Our Recent Grantees
Spruce Foundation awards $5,000 grants through a rigorous application process to local, emerging non-profits working to empower at-risk youth. One partner organization is selected each year in each of our five program areas: education, arts, health and wellness, LGBTQ and peacebuilding. Our 2017 grantees are highlighted below.
Al-Bustan Seeds of Culture works to celebrate diversity and teach about Arab culture through arts programming. For fifteen years, Al-Bustan has offered diverse audiences of youth and adults exposure to the art, language, and culture of the Arab world. Their programs build peaceful and respectful paths for bridging differences, and promote cross-cultural understanding and positive social change. Al-Bustan Seeds of Culture leverages a participatory mode of learning in order to engage and include its audience members, emphasizing commonality and shared value even as it celebrates uniqueness.
Spruce’s $5,000 grant supports the Tabadul program, a series of after-school community dialogue sessions and in-school workshops led by teaching artists in photography, music, and poetry, all of which will be aimed at promoting cross-cultural exchange. (“Tabadul” means “exchange” in Arabic.) The workshops will engage students at Northeast High School, one of the most diverse high schools in the nation.
Urban Creators addresses blight, youth crime rates, and public health concerns simultaneously through community development. The organization revitalizes neglected landscapes, transforming them into safe spaces and urban gardens, and engages local youth to work the farms and to provide access to fresh local food to neighborhood families. Urban Creators is dedicated to hiring at-risk and formerly incarcerated youth as part of its work to stabilize the community and reduce recidivism; since 2008, violent crime has dropped by 40% in the area immediately surrounding their flagship Life Do Grow farm.
Spruce’s $5,000 grant supports the organization's new Youth Apprentice Program, which will provide ten North Philadelphia young people with year-round leadership training and mentorship, and will employ them in their home base, the Life Do Grow Farm. Apprentices will grow and distribute produce, and will curate a slate of dynamic public events and educational programs designed to engage fellow neighborhood youth.

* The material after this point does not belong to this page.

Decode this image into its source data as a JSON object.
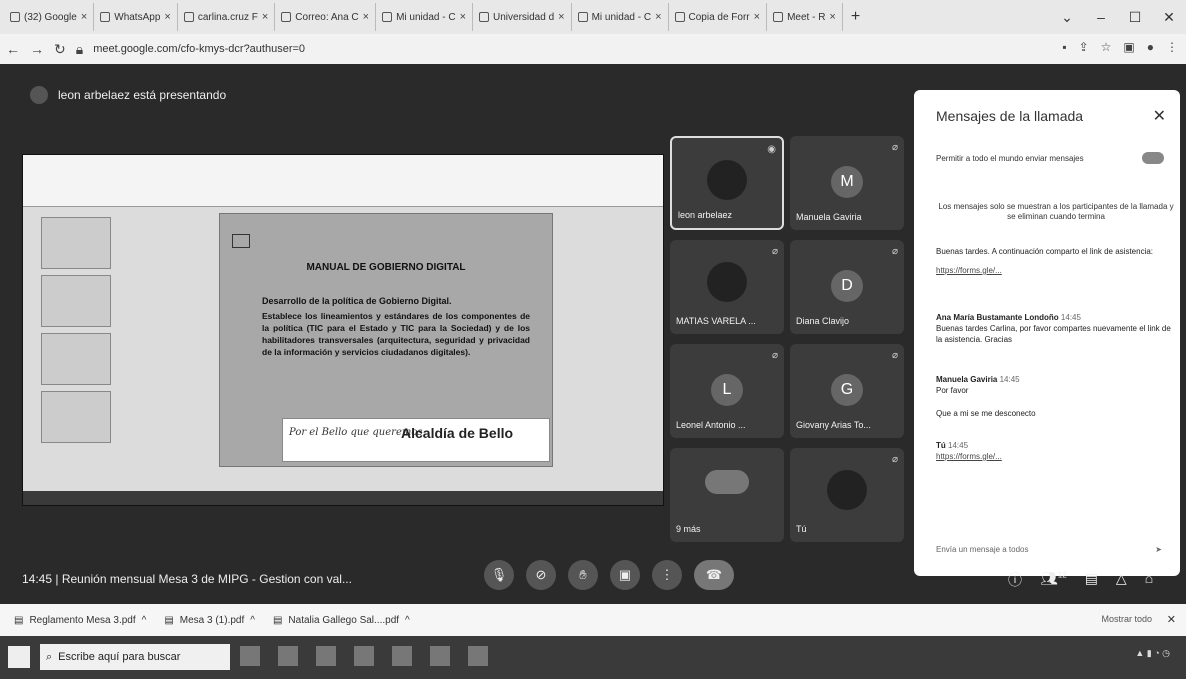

Health & Wellness
Established in 1995, originally as a project of St. Christopher’s Hospital for Children, the Center for Grieving Children now has its own East Falls center and offers site-based programs across the city, including in-school programs at 20% of Philadelphia’s public and charter schools. The Center provides child-focused programs, which assist in safe grief processing after the loss of a loved one, and aim to strengthen support systems for children affected by grief. In addition to its counseling services oriented toward grieving children themselves, the Center also offers support to district and institutional partners in order to strengthen community response to grief and to mitigate the behavioral risks for already vulnerable youth.
Spruce’s $5,000 grant supports the organization’s school-based grief support programs, which provide free school-day group counseling sessions designed at empowering grieving children through the healing process, emphasizing resiliency and healthy emotional expression.
The Attic Youth Center is the city’s only agency exclusively serving LGBTQ youth. The Attic was started in 1993 as an 8-week pilot project to offer safe spaces to underserved LGBTQ adolescents. Now an independent, multi-service youth agency, The Attic offers mental health services, wellness screening and support, and life skills programming such as job readiness trainings and enrichment classes, as well as best practice support for agencies looking to enhance their services to LGBTQ youth. Its curriculum is designed to empower its youth participants to become community leaders, and to help direct and support programming.
Spruce’s $5,000 grant supports Inner Rhythms, a new music therapy group focused on creative expression and personal storytelling; the project will engage both a professional music therapist and The Attic's own clinical staff.
Peace Day Philly is a volunteer initiative designed to empower people to build a more peaceful and just world. The Peace Day Philly project is relatively new—started in 2011, and incorporated as a nonprofit in 2013—but has made an indelible impact on the City of Philadelphia. Each September, the organization coordinates workshops, events, and talks across the city in honor of the International Day of Peace, focusing citywide efforts on peaceable practice. So far, Peace Day Philly has collaborated or partnered with more than 150 Philadelphia-area organizations to offer programs featuring themes of social justice, bystander intervention, and compassionate interfaith and intercultural exchange.
Spruce’s $5,000 grant supports Peace Day Philly’s partnership with PeacePraxis to offer a workshop on building upstander skills to Philadelphia youth ages 12-17, and to educators and counselors working with this population of youth.